Hand hygiene is probably the most important measure. We know this disease is spread by touching a contaminated surface and then touching your nose, mouth or eyes. But if I touch a contaminated surface with gloves on and then touch my nose, mouth or eyes, the gloves have accomplished nothing. Gloves may not be as protective as some people believe.
REW: In other words, these precautions shouldn’t be viewed as replacements for community surveillance and contact-tracing—i.e., figuring out who has been exposed down to specific people and places.
DW: Yes. We know how to do contract tracing, which is used for STDs, tuberculosis and other infectious diseases. You can ramp up contract-tracing capabilities by putting more people on these cases. Another option is to use the kinds of tracking apps that we’ve seen in places like South Korea. Ultimately, some combination of both may be the most effective way to scale up.
REW: Last question: I’m hearing concerns about people who are suffering from other illnesses—even strokes and heart attacks—who refuse to go to the emergency department because they’re afraid of contracting Covid-19. What do you think about that?
DW: I can’t emphasize enough that if you’re experiencing symptoms that, under normal circumstances, would have prompted you to go to the emergency department, you should still go to the emergency department.
At this point, nearly every ED in the country is equipped to take good care of you with appropriate precautions. They’ll put a mask on you as soon as you walk in the door. People who complain of cough and fever will be segregated from other patients.

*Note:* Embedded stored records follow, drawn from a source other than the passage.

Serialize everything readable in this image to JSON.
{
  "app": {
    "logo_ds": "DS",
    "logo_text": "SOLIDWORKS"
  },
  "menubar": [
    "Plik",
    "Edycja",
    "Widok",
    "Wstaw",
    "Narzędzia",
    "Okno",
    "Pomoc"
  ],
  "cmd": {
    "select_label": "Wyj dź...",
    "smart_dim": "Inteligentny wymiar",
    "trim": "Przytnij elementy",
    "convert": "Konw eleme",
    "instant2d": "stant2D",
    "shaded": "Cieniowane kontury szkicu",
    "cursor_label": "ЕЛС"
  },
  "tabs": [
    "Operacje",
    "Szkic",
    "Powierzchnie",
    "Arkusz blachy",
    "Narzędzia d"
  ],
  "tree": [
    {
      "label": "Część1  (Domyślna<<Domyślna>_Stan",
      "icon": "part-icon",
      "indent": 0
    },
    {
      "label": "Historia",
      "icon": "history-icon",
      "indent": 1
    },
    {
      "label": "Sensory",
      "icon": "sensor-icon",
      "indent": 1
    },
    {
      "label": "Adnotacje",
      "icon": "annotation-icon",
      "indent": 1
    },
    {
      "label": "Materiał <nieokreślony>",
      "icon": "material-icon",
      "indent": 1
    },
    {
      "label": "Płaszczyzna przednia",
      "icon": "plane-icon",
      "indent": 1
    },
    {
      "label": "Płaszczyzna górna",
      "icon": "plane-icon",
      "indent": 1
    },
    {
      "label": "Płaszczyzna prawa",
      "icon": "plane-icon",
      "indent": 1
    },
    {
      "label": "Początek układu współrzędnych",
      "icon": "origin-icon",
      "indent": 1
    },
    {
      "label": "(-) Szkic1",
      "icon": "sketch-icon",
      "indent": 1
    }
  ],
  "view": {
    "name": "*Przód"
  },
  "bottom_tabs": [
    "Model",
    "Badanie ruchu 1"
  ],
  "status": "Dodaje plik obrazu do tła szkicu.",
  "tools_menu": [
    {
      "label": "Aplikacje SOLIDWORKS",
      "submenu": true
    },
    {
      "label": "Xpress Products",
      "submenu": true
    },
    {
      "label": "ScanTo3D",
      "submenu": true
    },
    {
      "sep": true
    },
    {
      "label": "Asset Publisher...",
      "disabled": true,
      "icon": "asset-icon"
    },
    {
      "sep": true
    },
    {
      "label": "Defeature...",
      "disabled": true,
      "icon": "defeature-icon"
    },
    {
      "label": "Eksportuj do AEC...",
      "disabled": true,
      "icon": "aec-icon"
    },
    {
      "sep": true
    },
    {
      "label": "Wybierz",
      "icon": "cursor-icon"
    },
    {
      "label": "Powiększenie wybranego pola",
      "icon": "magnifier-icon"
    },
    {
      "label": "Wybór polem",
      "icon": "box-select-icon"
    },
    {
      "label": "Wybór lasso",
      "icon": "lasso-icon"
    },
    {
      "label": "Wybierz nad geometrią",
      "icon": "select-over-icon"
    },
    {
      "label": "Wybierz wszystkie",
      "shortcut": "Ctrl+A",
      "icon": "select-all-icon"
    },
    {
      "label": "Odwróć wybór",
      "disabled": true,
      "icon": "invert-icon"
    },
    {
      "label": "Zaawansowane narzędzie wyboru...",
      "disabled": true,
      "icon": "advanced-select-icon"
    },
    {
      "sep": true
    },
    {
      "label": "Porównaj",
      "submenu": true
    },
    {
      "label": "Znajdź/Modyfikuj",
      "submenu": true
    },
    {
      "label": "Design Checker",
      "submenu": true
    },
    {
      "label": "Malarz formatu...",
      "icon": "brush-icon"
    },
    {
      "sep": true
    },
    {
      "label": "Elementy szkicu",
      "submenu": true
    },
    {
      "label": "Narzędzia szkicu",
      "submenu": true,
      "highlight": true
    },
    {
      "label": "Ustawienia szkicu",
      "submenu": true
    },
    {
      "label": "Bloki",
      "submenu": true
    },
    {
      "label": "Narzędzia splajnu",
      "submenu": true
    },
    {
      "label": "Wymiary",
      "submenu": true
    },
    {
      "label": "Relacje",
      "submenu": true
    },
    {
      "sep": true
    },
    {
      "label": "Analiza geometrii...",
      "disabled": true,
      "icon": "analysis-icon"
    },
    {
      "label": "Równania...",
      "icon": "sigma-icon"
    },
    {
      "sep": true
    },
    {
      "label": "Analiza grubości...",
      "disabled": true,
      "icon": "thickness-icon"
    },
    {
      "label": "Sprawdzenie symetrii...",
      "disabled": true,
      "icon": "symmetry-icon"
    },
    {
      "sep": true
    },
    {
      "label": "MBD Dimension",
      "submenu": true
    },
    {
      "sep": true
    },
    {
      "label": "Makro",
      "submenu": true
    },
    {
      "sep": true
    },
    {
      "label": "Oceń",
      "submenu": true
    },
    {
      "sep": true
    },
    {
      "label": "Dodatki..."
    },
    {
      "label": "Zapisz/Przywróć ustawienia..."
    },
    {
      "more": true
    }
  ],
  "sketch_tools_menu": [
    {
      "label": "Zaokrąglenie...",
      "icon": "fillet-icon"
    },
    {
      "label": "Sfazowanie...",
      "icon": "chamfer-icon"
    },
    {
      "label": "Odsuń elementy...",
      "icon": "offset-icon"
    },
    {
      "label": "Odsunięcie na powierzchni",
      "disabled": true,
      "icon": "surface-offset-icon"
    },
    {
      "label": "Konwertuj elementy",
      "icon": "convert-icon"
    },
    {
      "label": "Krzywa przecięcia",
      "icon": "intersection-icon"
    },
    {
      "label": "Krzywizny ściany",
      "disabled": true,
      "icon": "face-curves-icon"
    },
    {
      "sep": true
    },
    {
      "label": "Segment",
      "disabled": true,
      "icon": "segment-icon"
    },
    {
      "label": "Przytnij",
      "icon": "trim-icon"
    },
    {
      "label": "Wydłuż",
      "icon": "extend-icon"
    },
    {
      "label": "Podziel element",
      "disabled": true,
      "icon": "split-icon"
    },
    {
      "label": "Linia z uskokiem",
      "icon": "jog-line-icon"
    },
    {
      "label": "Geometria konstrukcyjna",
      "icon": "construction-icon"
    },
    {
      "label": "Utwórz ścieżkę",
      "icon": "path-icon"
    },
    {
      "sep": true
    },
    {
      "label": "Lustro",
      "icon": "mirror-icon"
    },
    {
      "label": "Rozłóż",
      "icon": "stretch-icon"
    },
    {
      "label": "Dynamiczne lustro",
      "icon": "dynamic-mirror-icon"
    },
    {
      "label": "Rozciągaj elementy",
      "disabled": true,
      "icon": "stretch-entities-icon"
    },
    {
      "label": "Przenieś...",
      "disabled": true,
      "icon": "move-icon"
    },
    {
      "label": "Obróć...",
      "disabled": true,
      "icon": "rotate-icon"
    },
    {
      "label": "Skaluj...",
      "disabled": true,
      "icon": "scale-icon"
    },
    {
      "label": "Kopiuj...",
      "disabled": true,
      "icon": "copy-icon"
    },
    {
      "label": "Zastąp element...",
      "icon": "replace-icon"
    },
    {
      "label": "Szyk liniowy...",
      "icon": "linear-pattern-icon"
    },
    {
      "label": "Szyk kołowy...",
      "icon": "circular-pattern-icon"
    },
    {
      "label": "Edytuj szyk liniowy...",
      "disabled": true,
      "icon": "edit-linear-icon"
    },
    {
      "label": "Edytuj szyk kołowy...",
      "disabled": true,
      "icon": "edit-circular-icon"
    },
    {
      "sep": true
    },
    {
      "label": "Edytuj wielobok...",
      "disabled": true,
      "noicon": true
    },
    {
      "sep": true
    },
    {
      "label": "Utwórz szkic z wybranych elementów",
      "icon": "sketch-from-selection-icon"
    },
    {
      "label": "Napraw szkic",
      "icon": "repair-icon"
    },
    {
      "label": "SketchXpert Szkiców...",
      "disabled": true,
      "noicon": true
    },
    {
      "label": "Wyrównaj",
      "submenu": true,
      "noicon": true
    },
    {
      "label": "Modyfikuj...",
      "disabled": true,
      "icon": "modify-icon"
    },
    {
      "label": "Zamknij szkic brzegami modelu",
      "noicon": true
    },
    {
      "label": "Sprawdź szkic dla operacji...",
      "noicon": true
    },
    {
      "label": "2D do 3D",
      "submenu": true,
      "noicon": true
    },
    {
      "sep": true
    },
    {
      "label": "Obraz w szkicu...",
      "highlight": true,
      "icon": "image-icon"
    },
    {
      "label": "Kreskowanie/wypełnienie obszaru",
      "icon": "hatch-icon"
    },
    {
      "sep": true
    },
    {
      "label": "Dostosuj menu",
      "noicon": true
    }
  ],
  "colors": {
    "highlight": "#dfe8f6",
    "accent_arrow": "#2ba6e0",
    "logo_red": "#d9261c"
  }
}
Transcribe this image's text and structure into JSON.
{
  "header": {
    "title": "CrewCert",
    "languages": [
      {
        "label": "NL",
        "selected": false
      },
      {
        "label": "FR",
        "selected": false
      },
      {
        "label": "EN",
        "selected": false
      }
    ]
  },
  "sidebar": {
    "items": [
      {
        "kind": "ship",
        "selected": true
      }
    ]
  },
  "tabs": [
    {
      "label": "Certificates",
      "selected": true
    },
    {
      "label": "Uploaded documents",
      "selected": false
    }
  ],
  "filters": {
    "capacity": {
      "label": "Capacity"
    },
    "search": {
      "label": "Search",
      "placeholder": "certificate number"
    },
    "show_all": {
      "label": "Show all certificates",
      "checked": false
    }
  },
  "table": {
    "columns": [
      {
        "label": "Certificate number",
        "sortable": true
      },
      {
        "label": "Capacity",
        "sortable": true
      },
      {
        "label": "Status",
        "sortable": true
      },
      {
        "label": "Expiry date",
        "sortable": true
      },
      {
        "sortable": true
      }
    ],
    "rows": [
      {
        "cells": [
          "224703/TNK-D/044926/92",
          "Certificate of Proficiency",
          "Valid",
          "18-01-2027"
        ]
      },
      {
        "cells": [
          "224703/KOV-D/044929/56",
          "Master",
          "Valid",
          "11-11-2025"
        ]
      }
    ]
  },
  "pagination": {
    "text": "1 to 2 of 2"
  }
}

Medical personal will be wearing protective equipment.
If your medical situation is such that you could do a telehealth visit with your primary care doctor, then by all means do that. But I am very concerned about this trend. When the story of the pandemic is told, part of that story will be about the secondary effect of people who incurred complications or even death from serious illnesses because they did not get appropriate or timely care.
REW: I suppose people think they’re being cautious given what’s happening, but if you have chest pain and weakness on your left side, not going to the hospital is hardly ‘cautious’ anymore.
DW: Right. I understand the fear, but it’s imperative for all of us to take a step back and rely on reason and critical thinking, which stand to help us emerge from this crisis sooner rather than later.